Bioretention systems – also called bioswales – are shallow, depressed areas that filter and slow stormwater and runoff. So are they an important element in your property’s commercial landscape? And what role do they play in reducing environmental pollution and managing local water levels? Keep reading for answers to these questions and more.
Q: How does a bioswale remove pollutants from water runoff?
A: Through a physical filtration system, water passes through multiple layers of a bioretention basin. No bio-swale is created equal; the levels of filtration will vary but often consist of flow entry/drainage points, grass buffers, sand beds, ponding zones, vegetation and mulch, engineered soil, storage areas, underdrains, and sand or native soil. As water sieves through each layer, it is collected and treated – including the removal of pollutants and debris – until it reaches the underdrain, and then penetrates native soil or is directed to a discharge point.

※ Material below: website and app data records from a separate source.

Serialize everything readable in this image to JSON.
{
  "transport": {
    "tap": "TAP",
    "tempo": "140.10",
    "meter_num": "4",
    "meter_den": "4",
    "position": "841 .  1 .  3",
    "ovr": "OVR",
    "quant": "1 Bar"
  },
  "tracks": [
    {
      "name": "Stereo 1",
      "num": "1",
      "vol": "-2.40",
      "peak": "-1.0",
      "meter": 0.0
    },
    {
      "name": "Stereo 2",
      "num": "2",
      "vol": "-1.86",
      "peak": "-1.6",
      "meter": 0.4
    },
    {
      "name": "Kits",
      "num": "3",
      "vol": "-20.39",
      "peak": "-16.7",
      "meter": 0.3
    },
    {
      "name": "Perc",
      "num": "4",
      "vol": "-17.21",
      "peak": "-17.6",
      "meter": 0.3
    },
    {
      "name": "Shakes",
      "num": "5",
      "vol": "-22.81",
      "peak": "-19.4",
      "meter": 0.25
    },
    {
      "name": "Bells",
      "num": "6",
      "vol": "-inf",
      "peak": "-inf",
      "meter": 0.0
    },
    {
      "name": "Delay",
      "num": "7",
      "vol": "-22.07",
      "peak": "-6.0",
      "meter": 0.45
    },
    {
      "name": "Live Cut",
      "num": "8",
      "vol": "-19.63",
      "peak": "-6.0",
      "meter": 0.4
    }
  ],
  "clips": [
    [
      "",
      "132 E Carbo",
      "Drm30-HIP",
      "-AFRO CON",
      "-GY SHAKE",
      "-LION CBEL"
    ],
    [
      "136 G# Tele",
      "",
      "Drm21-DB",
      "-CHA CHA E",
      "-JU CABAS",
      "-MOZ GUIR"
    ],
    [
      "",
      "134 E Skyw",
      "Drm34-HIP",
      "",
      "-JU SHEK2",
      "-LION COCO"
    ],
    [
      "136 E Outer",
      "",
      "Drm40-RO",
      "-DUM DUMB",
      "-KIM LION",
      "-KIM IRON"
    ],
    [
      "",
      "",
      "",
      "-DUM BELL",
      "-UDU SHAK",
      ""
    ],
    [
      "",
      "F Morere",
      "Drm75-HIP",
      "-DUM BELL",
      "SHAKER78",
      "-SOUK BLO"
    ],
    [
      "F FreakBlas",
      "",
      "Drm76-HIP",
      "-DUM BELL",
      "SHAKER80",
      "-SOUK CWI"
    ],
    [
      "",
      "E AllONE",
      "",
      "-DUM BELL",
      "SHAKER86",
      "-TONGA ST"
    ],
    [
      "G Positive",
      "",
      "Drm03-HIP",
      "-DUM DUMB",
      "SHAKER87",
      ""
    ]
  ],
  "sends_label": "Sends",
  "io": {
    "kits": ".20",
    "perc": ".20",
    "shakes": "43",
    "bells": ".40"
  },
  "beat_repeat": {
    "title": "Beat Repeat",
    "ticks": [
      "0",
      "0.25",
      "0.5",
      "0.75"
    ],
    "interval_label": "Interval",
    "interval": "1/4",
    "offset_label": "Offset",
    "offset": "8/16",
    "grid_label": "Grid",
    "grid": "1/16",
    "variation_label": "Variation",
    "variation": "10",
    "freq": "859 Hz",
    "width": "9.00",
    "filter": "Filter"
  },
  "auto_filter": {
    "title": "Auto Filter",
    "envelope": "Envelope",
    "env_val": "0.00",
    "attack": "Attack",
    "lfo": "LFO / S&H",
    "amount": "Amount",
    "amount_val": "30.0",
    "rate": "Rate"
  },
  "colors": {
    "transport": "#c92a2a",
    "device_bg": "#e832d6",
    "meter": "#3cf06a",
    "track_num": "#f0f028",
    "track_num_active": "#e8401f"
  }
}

Q: What kind of properties most benefit from a bioretention basin?
A: Smaller drainage areas adjacent to runoff sources – such as parking lots or streets – are best suited for bioswales. Placement is also key as the bio basin must be maintained regularly in order to function at the highest level; away from structures and roads but in open, visible areas is ideal. The use of bioretention basins is becoming increasingly more common in new commercial development, as required by changes in city mandates and permitting.
Q: What kind of maintenance does a bioretention system require?
A: Bioretention maintenance is a multifaceted process requiring a group effort from several parties, depending on placement and requirements of the bio basin, but can often include a cooperative effort between city officials, property owners & managers, landscape maintenance providers, and hazardous waste removal companies. Accumulated sediment must be removed regularly, inspections are required semi-annually or annually (sometimes more or less frequently depending on the property), mulch levels must be maintained and replenished, debris cleared frequently, and often de-clogging as drains are susceptible to obstructions. Overflow devices can also be used to prevent an excessive amount of water from collecting in the basin and must be inspected and maintained as needed.
Q: Where does the water go that passes through the system?
A: Depending on where the bioretention basin is located and its system of filtration, runoff that doesn’t evaporate is either discharged to a stable outlet – such as sewers or swales – or absorbed into native soil.
Q: How does a bioretention basin impact environmental preservation?
A: The process of bioretention in itself is eco-friendly as it naturally lends to less water pollution and contamination, and slows and reduces runoff, improving the quality of local water sources, including nearby beaches, lakes, rivers, etc. Bio basins also create habitats for wildlife – including birds and butterflies.